Copy every line below precisely, leaving nothing out.

___ EXERCISE DATA ___

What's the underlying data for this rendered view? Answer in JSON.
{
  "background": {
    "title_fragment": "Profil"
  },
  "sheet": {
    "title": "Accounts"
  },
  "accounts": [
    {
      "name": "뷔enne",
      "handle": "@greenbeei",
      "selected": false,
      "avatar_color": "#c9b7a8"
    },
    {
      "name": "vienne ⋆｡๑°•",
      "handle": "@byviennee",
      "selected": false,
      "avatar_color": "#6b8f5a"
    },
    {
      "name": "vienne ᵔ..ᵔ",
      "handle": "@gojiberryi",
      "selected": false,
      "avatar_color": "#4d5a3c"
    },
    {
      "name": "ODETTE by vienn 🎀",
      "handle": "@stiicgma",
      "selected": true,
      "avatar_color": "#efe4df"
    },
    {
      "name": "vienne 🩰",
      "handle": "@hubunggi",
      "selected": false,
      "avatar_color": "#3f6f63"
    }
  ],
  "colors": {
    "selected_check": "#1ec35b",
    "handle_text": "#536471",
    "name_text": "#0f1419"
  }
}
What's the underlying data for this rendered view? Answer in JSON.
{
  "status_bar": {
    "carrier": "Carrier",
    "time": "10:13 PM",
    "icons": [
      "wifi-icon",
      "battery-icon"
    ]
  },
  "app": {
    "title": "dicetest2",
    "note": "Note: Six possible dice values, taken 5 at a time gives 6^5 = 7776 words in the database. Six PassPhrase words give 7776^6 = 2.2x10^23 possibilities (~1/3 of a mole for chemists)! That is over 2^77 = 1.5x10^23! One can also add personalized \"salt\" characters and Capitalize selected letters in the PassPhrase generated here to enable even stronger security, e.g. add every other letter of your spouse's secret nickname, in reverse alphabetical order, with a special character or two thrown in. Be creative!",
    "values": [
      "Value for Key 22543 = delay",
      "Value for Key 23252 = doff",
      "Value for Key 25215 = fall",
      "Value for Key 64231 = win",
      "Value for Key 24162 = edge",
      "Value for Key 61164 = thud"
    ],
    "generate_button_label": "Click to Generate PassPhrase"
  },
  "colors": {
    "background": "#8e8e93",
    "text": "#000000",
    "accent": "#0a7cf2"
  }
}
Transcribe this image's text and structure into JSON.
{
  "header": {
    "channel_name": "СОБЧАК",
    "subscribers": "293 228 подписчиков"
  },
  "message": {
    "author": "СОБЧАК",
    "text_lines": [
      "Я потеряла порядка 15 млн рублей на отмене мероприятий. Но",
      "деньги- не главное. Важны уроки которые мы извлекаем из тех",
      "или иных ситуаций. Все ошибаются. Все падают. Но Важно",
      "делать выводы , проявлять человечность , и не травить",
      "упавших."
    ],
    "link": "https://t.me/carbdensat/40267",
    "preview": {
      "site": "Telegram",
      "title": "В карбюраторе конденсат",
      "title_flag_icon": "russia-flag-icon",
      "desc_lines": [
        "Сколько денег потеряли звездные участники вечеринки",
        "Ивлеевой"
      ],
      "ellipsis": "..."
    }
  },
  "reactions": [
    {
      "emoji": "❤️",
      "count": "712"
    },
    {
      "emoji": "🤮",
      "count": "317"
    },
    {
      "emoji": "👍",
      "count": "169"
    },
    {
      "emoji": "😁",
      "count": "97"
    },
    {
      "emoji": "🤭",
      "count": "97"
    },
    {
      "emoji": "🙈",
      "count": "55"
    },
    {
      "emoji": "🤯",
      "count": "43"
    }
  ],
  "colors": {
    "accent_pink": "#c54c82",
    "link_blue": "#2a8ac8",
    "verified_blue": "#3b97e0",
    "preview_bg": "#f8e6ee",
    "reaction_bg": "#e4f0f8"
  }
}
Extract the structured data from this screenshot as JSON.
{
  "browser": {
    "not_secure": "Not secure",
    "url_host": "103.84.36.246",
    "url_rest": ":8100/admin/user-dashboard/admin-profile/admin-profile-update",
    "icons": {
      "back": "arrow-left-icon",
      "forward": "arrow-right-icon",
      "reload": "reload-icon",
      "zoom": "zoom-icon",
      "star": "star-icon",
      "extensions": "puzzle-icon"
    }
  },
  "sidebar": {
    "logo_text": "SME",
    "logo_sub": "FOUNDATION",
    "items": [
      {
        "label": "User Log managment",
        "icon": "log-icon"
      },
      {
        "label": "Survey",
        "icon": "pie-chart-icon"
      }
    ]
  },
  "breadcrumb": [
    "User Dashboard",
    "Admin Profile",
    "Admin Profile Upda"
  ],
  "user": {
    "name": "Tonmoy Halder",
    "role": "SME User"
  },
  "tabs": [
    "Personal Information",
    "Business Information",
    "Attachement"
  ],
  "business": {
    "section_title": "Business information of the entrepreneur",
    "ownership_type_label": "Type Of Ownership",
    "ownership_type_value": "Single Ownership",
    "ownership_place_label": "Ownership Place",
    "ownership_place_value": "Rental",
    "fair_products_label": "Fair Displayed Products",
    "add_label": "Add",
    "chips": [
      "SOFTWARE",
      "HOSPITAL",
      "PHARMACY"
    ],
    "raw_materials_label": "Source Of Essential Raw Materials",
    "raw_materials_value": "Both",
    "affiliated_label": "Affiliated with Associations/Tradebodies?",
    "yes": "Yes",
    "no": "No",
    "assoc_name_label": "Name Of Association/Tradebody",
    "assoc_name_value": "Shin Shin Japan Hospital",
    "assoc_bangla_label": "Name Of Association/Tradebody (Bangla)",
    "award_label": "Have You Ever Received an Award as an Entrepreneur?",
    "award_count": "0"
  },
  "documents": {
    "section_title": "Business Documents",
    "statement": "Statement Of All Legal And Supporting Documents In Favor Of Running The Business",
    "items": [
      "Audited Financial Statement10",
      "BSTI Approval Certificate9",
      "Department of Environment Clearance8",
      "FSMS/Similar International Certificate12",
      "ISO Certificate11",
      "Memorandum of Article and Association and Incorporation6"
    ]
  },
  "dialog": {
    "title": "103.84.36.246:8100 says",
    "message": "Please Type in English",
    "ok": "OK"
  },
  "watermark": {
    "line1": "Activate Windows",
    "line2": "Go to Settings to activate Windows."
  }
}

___

#### [RESULT OF THIS EXERCISE]
What's the underlying data for this rendered view? Answer in JSON.
{
  "background": {
    "title_fragment": "Profil"
  },
  "sheet": {
    "title": "Accounts"
  },
  "accounts": [
    {
      "name": "뷔enne",
      "handle": "@greenbeei",
      "selected": false,
      "avatar_color": "#c9b7a8"
    },
    {
      "name": "vienne ⋆｡๑°•",
      "handle": "@byviennee",
      "selected": false,
      "avatar_color": "#6b8f5a"
    },
    {
      "name": "vienne ᵔ..ᵔ",
      "handle": "@gojiberryi",
      "selected": false,
      "avatar_color": "#4d5a3c"
    },
    {
      "name": "ODETTE by vienn 🎀",
      "handle": "@stiicgma",
      "selected": true,
      "avatar_color": "#efe4df"
    },
    {
      "name": "vienne 🩰",
      "handle": "@hubunggi",
      "selected": false,
      "avatar_color": "#3f6f63"
    }
  ],
  "colors": {
    "selected_check": "#1ec35b",
    "handle_text": "#536471",
    "name_text": "#0f1419"
  }
}
What's the underlying data for this rendered view? Answer in JSON.
{
  "status_bar": {
    "carrier": "Carrier",
    "time": "10:13 PM",
    "icons": [
      "wifi-icon",
      "battery-icon"
    ]
  },
  "app": {
    "title": "dicetest2",
    "note": "Note: Six possible dice values, taken 5 at a time gives 6^5 = 7776 words in the database. Six PassPhrase words give 7776^6 = 2.2x10^23 possibilities (~1/3 of a mole for chemists)! That is over 2^77 = 1.5x10^23! One can also add personalized \"salt\" characters and Capitalize selected letters in the PassPhrase generated here to enable even stronger security, e.g. add every other letter of your spouse's secret nickname, in reverse alphabetical order, with a special character or two thrown in. Be creative!",
    "values": [
      "Value for Key 22543 = delay",
      "Value for Key 23252 = doff",
      "Value for Key 25215 = fall",
      "Value for Key 64231 = win",
      "Value for Key 24162 = edge",
      "Value for Key 61164 = thud"
    ],
    "generate_button_label": "Click to Generate PassPhrase"
  },
  "colors": {
    "background": "#8e8e93",
    "text": "#000000",
    "accent": "#0a7cf2"
  }
}
Transcribe this image's text and structure into JSON.
{
  "header": {
    "channel_name": "СОБЧАК",
    "subscribers": "293 228 подписчиков"
  },
  "message": {
    "author": "СОБЧАК",
    "text_lines": [
      "Я потеряла порядка 15 млн рублей на отмене мероприятий. Но",
      "деньги- не главное. Важны уроки которые мы извлекаем из тех",
      "или иных ситуаций. Все ошибаются. Все падают. Но Важно",
      "делать выводы , проявлять человечность , и не травить",
      "упавших."
    ],
    "link": "https://t.me/carbdensat/40267",
    "preview": {
      "site": "Telegram",
      "title": "В карбюраторе конденсат",
      "title_flag_icon": "russia-flag-icon",
      "desc_lines": [
        "Сколько денег потеряли звездные участники вечеринки",
        "Ивлеевой"
      ],
      "ellipsis": "..."
    }
  },
  "reactions": [
    {
      "emoji": "❤️",
      "count": "712"
    },
    {
      "emoji": "🤮",
      "count": "317"
    },
    {
      "emoji": "👍",
      "count": "169"
    },
    {
      "emoji": "😁",
      "count": "97"
    },
    {
      "emoji": "🤭",
      "count": "97"
    },
    {
      "emoji": "🙈",
      "count": "55"
    },
    {
      "emoji": "🤯",
      "count": "43"
    }
  ],
  "colors": {
    "accent_pink": "#c54c82",
    "link_blue": "#2a8ac8",
    "verified_blue": "#3b97e0",
    "preview_bg": "#f8e6ee",
    "reaction_bg": "#e4f0f8"
  }
}
Extract the structured data from this screenshot as JSON.
{
  "browser": {
    "not_secure": "Not secure",
    "url_host": "103.84.36.246",
    "url_rest": ":8100/admin/user-dashboard/admin-profile/admin-profile-update",
    "icons": {
      "back": "arrow-left-icon",
      "forward": "arrow-right-icon",
      "reload": "reload-icon",
      "zoom": "zoom-icon",
      "star": "star-icon",
      "extensions": "puzzle-icon"
    }
  },
  "sidebar": {
    "logo_text": "SME",
    "logo_sub": "FOUNDATION",
    "items": [
      {
        "label": "User Log managment",
        "icon": "log-icon"
      },
      {
        "label": "Survey",
        "icon": "pie-chart-icon"
      }
    ]
  },
  "breadcrumb": [
    "User Dashboard",
    "Admin Profile",
    "Admin Profile Upda"
  ],
  "user": {
    "name": "Tonmoy Halder",
    "role": "SME User"
  },
  "tabs": [
    "Personal Information",
    "Business Information",
    "Attachement"
  ],
  "business": {
    "section_title": "Business information of the entrepreneur",
    "ownership_type_label": "Type Of Ownership",
    "ownership_type_value": "Single Ownership",
    "ownership_place_label": "Ownership Place",
    "ownership_place_value": "Rental",
    "fair_products_label": "Fair Displayed Products",
    "add_label": "Add",
    "chips": [
      "SOFTWARE",
      "HOSPITAL",
      "PHARMACY"
    ],
    "raw_materials_label": "Source Of Essential Raw Materials",
    "raw_materials_value": "Both",
    "affiliated_label": "Affiliated with Associations/Tradebodies?",
    "yes": "Yes",
    "no": "No",
    "assoc_name_label": "Name Of Association/Tradebody",
    "assoc_name_value": "Shin Shin Japan Hospital",
    "assoc_bangla_label": "Name Of Association/Tradebody (Bangla)",
    "award_label": "Have You Ever Received an Award as an Entrepreneur?",
    "award_count": "0"
  },
  "documents": {
    "section_title": "Business Documents",
    "statement": "Statement Of All Legal And Supporting Documents In Favor Of Running The Business",
    "items": [
      "Audited Financial Statement10",
      "BSTI Approval Certificate9",
      "Department of Environment Clearance8",
      "FSMS/Similar International Certificate12",
      "ISO Certificate11",
      "Memorandum of Article and Association and Incorporation6"
    ]
  },
  "dialog": {
    "title": "103.84.36.246:8100 says",
    "message": "Please Type in English",
    "ok": "OK"
  },
  "watermark": {
    "line1": "Activate Windows",
    "line2": "Go to Settings to activate Windows."
  }
}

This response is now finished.